Confusion again over holidays...
Vol XXVII NO. 335 Friday 18 February 2005
BY AMIRA AL HUSSAINI
Here we go again! History repeats itself so often in Bahrain. The monotony of the situation is exasperating, to say the least.
Every time a public holiday is announced, we are inundated with telephone calls.
"When is the holiday?" and "How many days for the private sector?" ask callers.
On Wednesday, the government announced that Ashoora would be marked by a three-day holiday, from today until Sunday, with civil servants going back to work on Monday.
What about the private sector ? Do they get the normal two-day holiday? Shall we make that three?
This is causing total confusion with everyone picking up the phone to call the GDN and ask when the holiday for the private sector is.
Well, we don't have a magic answer. The Labour Ministry is not available for a comment and every time the Chamber of Commerce and Industry issues a circular regarding holidays, it specifically says that the holiday announcement is for itself, meaning the private sector may follow suit, if they choose.
The last two Eid holidays caused real confusion, with many people still in limbo as to whether the holidays should have applied to public or private sectors or both.

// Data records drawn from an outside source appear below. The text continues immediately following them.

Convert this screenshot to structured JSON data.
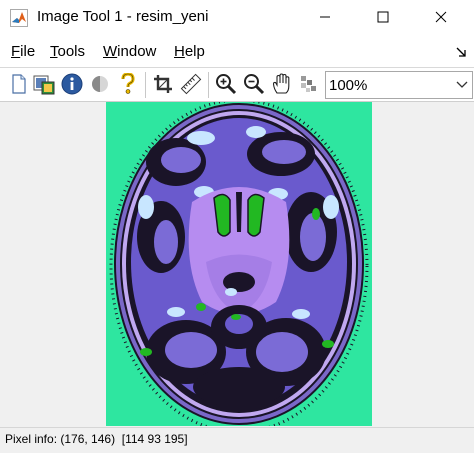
{
  "window": {
    "title": "Image Tool 1 - resim_yeni",
    "app_icon": "matlab-icon",
    "controls": [
      "minimize-icon",
      "maximize-icon",
      "close-icon"
    ]
  },
  "menu": {
    "file": {
      "mnemonic": "F",
      "rest": "ile"
    },
    "tools": {
      "mnemonic": "T",
      "rest": "ools"
    },
    "window": {
      "mnemonic": "W",
      "rest": "indow"
    },
    "help": {
      "mnemonic": "H",
      "rest": "elp"
    }
  },
  "toolbar": {
    "icons": [
      "new-figure-icon",
      "image-window-icon",
      "info-icon",
      "contrast-icon",
      "help-icon",
      "crop-icon",
      "measure-distance-icon",
      "zoom-in-icon",
      "zoom-out-icon",
      "pan-hand-icon",
      "pixel-region-icon"
    ],
    "zoom_value": "100%"
  },
  "colors": {
    "background_cyan": "#2ee6a0",
    "tissue_purple": "#6a5acd",
    "light_violet": "#b68cf0",
    "pale_blue": "#c8e6ff",
    "dark": "#1a1428",
    "green": "#22b822"
  },
  "status": {
    "pixel_info": "Pixel info: (176, 146)  [114 93 195]"
  }
}
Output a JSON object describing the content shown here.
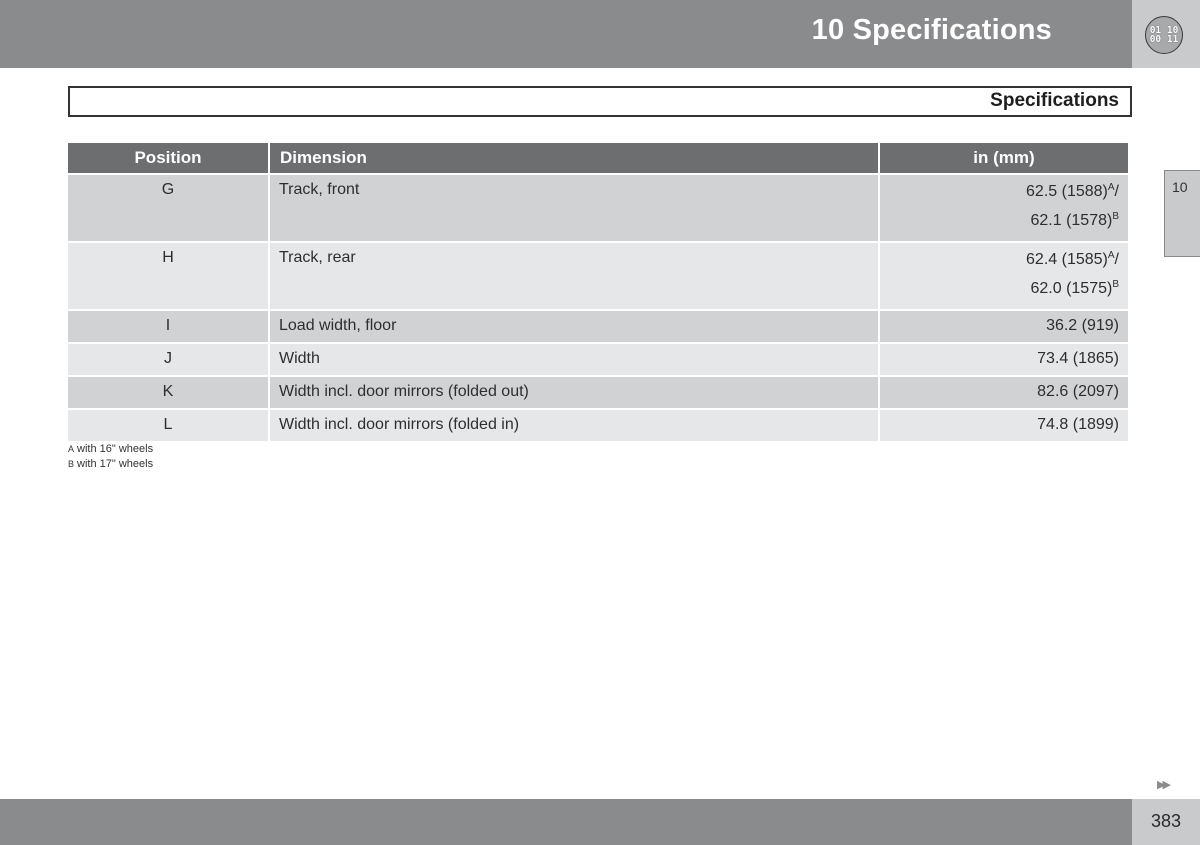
{
  "header": {
    "chapter_title": "10  Specifications",
    "icon": "binary-digits-icon",
    "icon_lines": [
      "01 10",
      "00 11"
    ]
  },
  "section": {
    "title": "Specifications"
  },
  "side_tab": {
    "label": "10"
  },
  "table": {
    "columns": [
      "Position",
      "Dimension",
      "in (mm)"
    ],
    "rows": [
      {
        "position": "G",
        "dimension": "Track, front",
        "value_a": "62.5 (1588)",
        "sup_a": "A",
        "sep": "/",
        "value_b": "62.1 (1578)",
        "sup_b": "B"
      },
      {
        "position": "H",
        "dimension": "Track, rear",
        "value_a": "62.4 (1585)",
        "sup_a": "A",
        "sep": "/",
        "value_b": "62.0 (1575)",
        "sup_b": "B"
      },
      {
        "position": "I",
        "dimension": "Load width, floor",
        "value": "36.2 (919)"
      },
      {
        "position": "J",
        "dimension": "Width",
        "value": "73.4 (1865)"
      },
      {
        "position": "K",
        "dimension": "Width incl. door mirrors (folded out)",
        "value": "82.6 (2097)"
      },
      {
        "position": "L",
        "dimension": "Width incl. door mirrors (folded in)",
        "value": "74.8 (1899)"
      }
    ]
  },
  "footnotes": [
    {
      "mark": "A",
      "text": "with 16\" wheels"
    },
    {
      "mark": "B",
      "text": "with 17\" wheels"
    }
  ],
  "footer": {
    "next_icon": "double-arrow-right-icon",
    "next_glyph": "▶▶",
    "page_number": "383"
  },
  "colors": {
    "header_bar": "#8a8b8d",
    "table_header": "#6d6e70",
    "row_dark": "#d1d2d3",
    "row_light": "#e6e7e8",
    "side_box": "#c9cacb"
  }
}
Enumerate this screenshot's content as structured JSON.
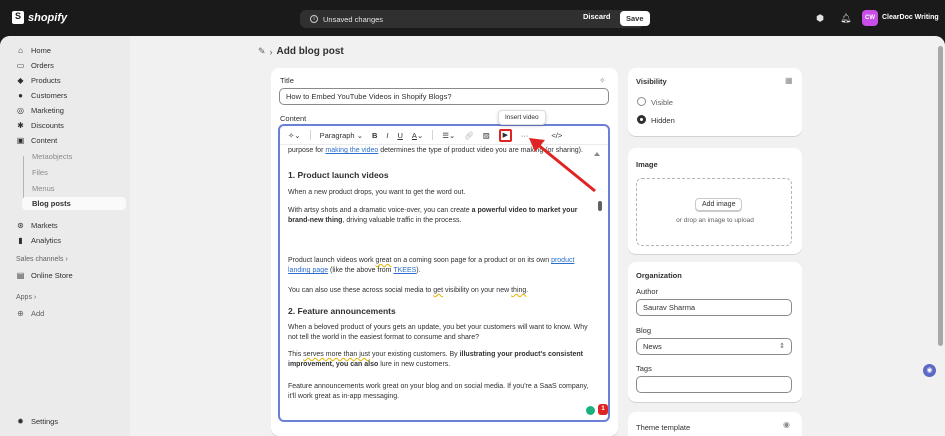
{
  "topbar": {
    "logo": "shopify",
    "unsaved": "Unsaved changes",
    "discard": "Discard",
    "save": "Save",
    "avatar_initials": "CW",
    "store_name": "ClearDoc Writing"
  },
  "sidebar": {
    "items": [
      {
        "label": "Home",
        "icon": "home-icon"
      },
      {
        "label": "Orders",
        "icon": "orders-icon"
      },
      {
        "label": "Products",
        "icon": "tag-icon"
      },
      {
        "label": "Customers",
        "icon": "person-icon"
      },
      {
        "label": "Marketing",
        "icon": "target-icon"
      },
      {
        "label": "Discounts",
        "icon": "discount-icon"
      },
      {
        "label": "Content",
        "icon": "content-icon"
      }
    ],
    "content_sub": [
      "Metaobjects",
      "Files",
      "Menus",
      "Blog posts"
    ],
    "markets": "Markets",
    "analytics": "Analytics",
    "sales_channels": "Sales channels",
    "online_store": "Online Store",
    "apps": "Apps",
    "add": "Add",
    "settings": "Settings"
  },
  "page": {
    "title": "Add blog post"
  },
  "editor_card": {
    "title_label": "Title",
    "title_value": "How to Embed YouTube Videos in Shopify Blogs?",
    "content_label": "Content",
    "toolbar": {
      "paragraph": "Paragraph",
      "bold": "B",
      "italic": "I",
      "underline": "U",
      "color": "A"
    },
    "tooltip": "Insert video",
    "body": {
      "p0_pre": "purpose for ",
      "p0_link": "making the video",
      "p0_post": " determines the type of product video you are making (or sharing).",
      "h1": "1. Product launch videos",
      "p1": "When a new product drops, you want to get the word out.",
      "p2_pre": "With artsy shots and a dramatic voice-over, you can create ",
      "p2_bold": "a powerful video to market your brand-new thing",
      "p2_post": ", driving valuable traffic in the process.",
      "p3_a": "Product launch videos work ",
      "p3_b": "great",
      "p3_c": " on a coming soon page for a product or on its own ",
      "p3_link1": "product landing page",
      "p3_d": " (like the above from ",
      "p3_link2": "TKEES",
      "p3_e": ").",
      "p4_a": "You can also use these across social media to ",
      "p4_b": "get",
      "p4_c": " visibility on your new ",
      "p4_d": "thing",
      "p4_e": ".",
      "h2": "2. Feature announcements",
      "p5": "When a beloved product of yours gets an update, you bet your customers will want to know. Why not tell the world in the easiest format to consume and share?",
      "p6_a": "This ",
      "p6_b": "serves more than just",
      "p6_c": " your existing customers. By ",
      "p6_bold1": "illustrating your product's consistent improvement, you can also",
      "p6_d": " lure in new customers.",
      "p7": "Feature announcements work great on your blog and on social media. If you're a SaaS company, it'll work great as in-app messaging."
    },
    "badge_count": "1"
  },
  "visibility": {
    "title": "Visibility",
    "visible": "Visible",
    "hidden": "Hidden",
    "selected": "Hidden"
  },
  "image": {
    "title": "Image",
    "add_button": "Add image",
    "hint": "or drop an image to upload"
  },
  "organization": {
    "title": "Organization",
    "author_label": "Author",
    "author_value": "Saurav Sharma",
    "blog_label": "Blog",
    "blog_value": "News",
    "tags_label": "Tags",
    "tags_value": ""
  },
  "theme": {
    "title": "Theme template"
  },
  "colors": {
    "accent": "#6b7fd7",
    "highlight": "#e02424",
    "store_avatar": "#c94ee8"
  }
}
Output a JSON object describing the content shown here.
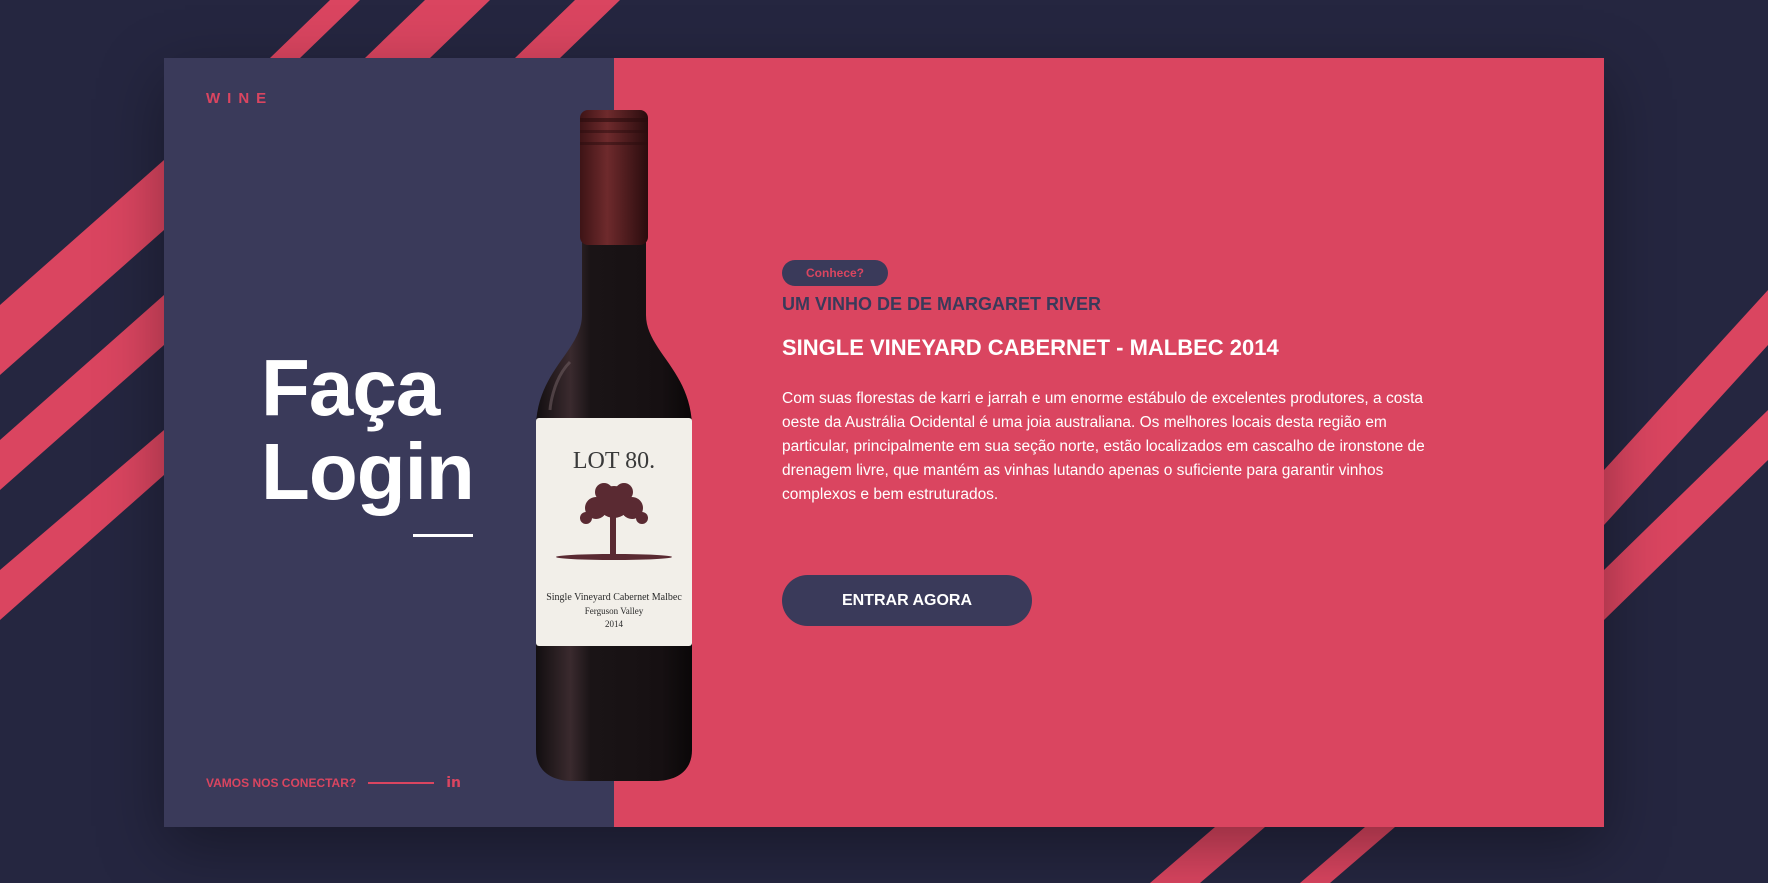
{
  "brand": "WINE",
  "hero": {
    "line1": "Faça",
    "line2": "Login"
  },
  "footer": {
    "connect_label": "VAMOS NOS CONECTAR?",
    "linkedin_glyph": "in"
  },
  "bottle": {
    "label_line1": "LOT 80.",
    "label_line2": "Single Vineyard Cabernet Malbec",
    "label_line3": "Ferguson Valley",
    "label_line4": "2014"
  },
  "content": {
    "tag": "Conhece?",
    "subtitle": "UM VINHO DE DE MARGARET RIVER",
    "title": "SINGLE VINEYARD CABERNET - MALBEC 2014",
    "body": "Com suas florestas de karri e jarrah e um enorme estábulo de excelentes produtores, a costa oeste da Austrália Ocidental é uma joia australiana. Os melhores locais desta região em particular, principalmente em sua seção norte, estão localizados em cascalho de ironstone de drenagem livre, que mantém as vinhas lutando apenas o suficiente para garantir vinhos complexos e bem estruturados.",
    "cta": "ENTRAR AGORA"
  },
  "colors": {
    "background": "#252640",
    "accent": "#da4560",
    "panel_dark": "#3a3a5a",
    "white": "#ffffff"
  }
}
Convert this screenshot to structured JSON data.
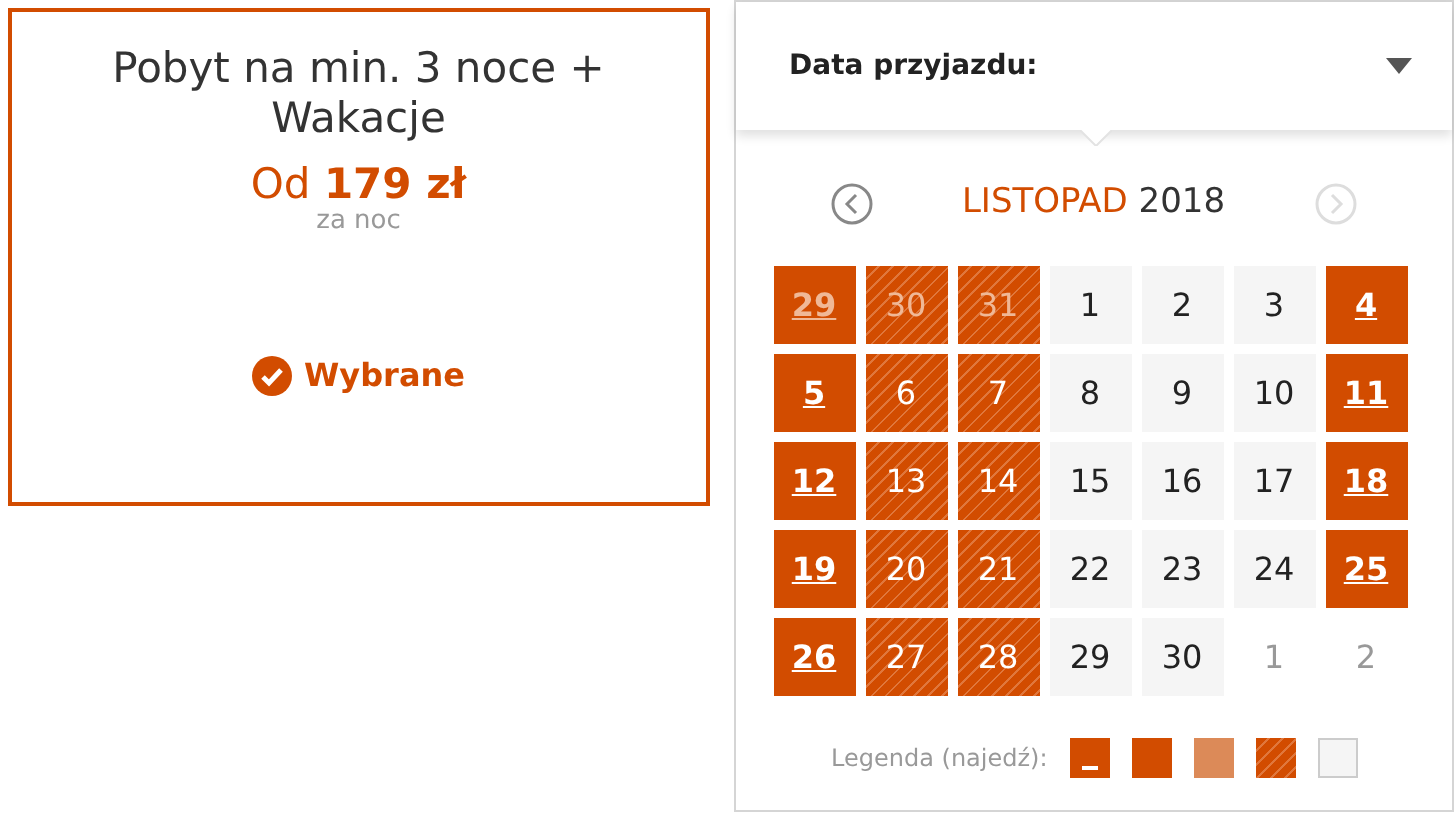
{
  "offer": {
    "title": "Pobyt na min. 3 noce + Wakacje",
    "price_prefix": "Od",
    "price": "179 zł",
    "price_unit": "za noc",
    "status": "Wybrane",
    "selected": true
  },
  "datepicker": {
    "label": "Data przyjazdu:",
    "expanded": true,
    "month": "LISTOPAD",
    "year": "2018",
    "prev_enabled": true,
    "next_enabled": false,
    "days": [
      {
        "label": "29",
        "kind": "arrival",
        "other_month": true
      },
      {
        "label": "30",
        "kind": "stay",
        "other_month": true
      },
      {
        "label": "31",
        "kind": "stay",
        "other_month": true
      },
      {
        "label": "1",
        "kind": "free",
        "other_month": false
      },
      {
        "label": "2",
        "kind": "free",
        "other_month": false
      },
      {
        "label": "3",
        "kind": "free",
        "other_month": false
      },
      {
        "label": "4",
        "kind": "arrival",
        "other_month": false
      },
      {
        "label": "5",
        "kind": "arrival",
        "other_month": false
      },
      {
        "label": "6",
        "kind": "stay",
        "other_month": false
      },
      {
        "label": "7",
        "kind": "stay",
        "other_month": false
      },
      {
        "label": "8",
        "kind": "free",
        "other_month": false
      },
      {
        "label": "9",
        "kind": "free",
        "other_month": false
      },
      {
        "label": "10",
        "kind": "free",
        "other_month": false
      },
      {
        "label": "11",
        "kind": "arrival",
        "other_month": false
      },
      {
        "label": "12",
        "kind": "arrival",
        "other_month": false
      },
      {
        "label": "13",
        "kind": "stay",
        "other_month": false
      },
      {
        "label": "14",
        "kind": "stay",
        "other_month": false
      },
      {
        "label": "15",
        "kind": "free",
        "other_month": false
      },
      {
        "label": "16",
        "kind": "free",
        "other_month": false
      },
      {
        "label": "17",
        "kind": "free",
        "other_month": false
      },
      {
        "label": "18",
        "kind": "arrival",
        "other_month": false
      },
      {
        "label": "19",
        "kind": "arrival",
        "other_month": false
      },
      {
        "label": "20",
        "kind": "stay",
        "other_month": false
      },
      {
        "label": "21",
        "kind": "stay",
        "other_month": false
      },
      {
        "label": "22",
        "kind": "free",
        "other_month": false
      },
      {
        "label": "23",
        "kind": "free",
        "other_month": false
      },
      {
        "label": "24",
        "kind": "free",
        "other_month": false
      },
      {
        "label": "25",
        "kind": "arrival",
        "other_month": false
      },
      {
        "label": "26",
        "kind": "arrival",
        "other_month": false
      },
      {
        "label": "27",
        "kind": "stay",
        "other_month": false
      },
      {
        "label": "28",
        "kind": "stay",
        "other_month": false
      },
      {
        "label": "29",
        "kind": "free",
        "other_month": false
      },
      {
        "label": "30",
        "kind": "free",
        "other_month": false
      },
      {
        "label": "1",
        "kind": "empty",
        "other_month": true
      },
      {
        "label": "2",
        "kind": "empty",
        "other_month": true
      }
    ],
    "legend_label": "Legenda (najedź):",
    "legend": [
      {
        "kind": "arrival"
      },
      {
        "kind": "solid"
      },
      {
        "kind": "light"
      },
      {
        "kind": "stay"
      },
      {
        "kind": "free"
      }
    ]
  }
}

To mark Eid Al Adha, the chamber jumped the gun and announced that the holiday would begin on Thursday and continue until Sunday - giving private sector workers a total of FOUR days off.
The following day the government announced that the Eid Al Adha holiday would begin on Wednesday and continue until Monday - giving civil servants SIX days off.
Traditionally, Bahrain has always marked the Eid with a three-day holiday. If the holiday period fell on Friday, then we were compensated by an extra day, making the holiday a total of FOUR days.
Now, the government sector must compensate its workers for Thursday - another brilliant idea from our elected parliament.
With more occasions, celebrations and the deaths of national leaders, come more days off.
The real problem here is lack of communication. Why can't the government and private sectors agree upon holidays and decide which days are public ones and which are not.
Surely, some prior announcement would give people - both government and private sector workers - the chance to plan better.
I fully understand that Eid and Ashoora are dictated by a Lunar calendar and depend on moon sightings but come on, they fall within a limited period of time.
The holiday could be announced in advance, provided it embraced the actual Eid day, or whatever occasion it may be.
We surely don't need magicians to come up with such a simple solution.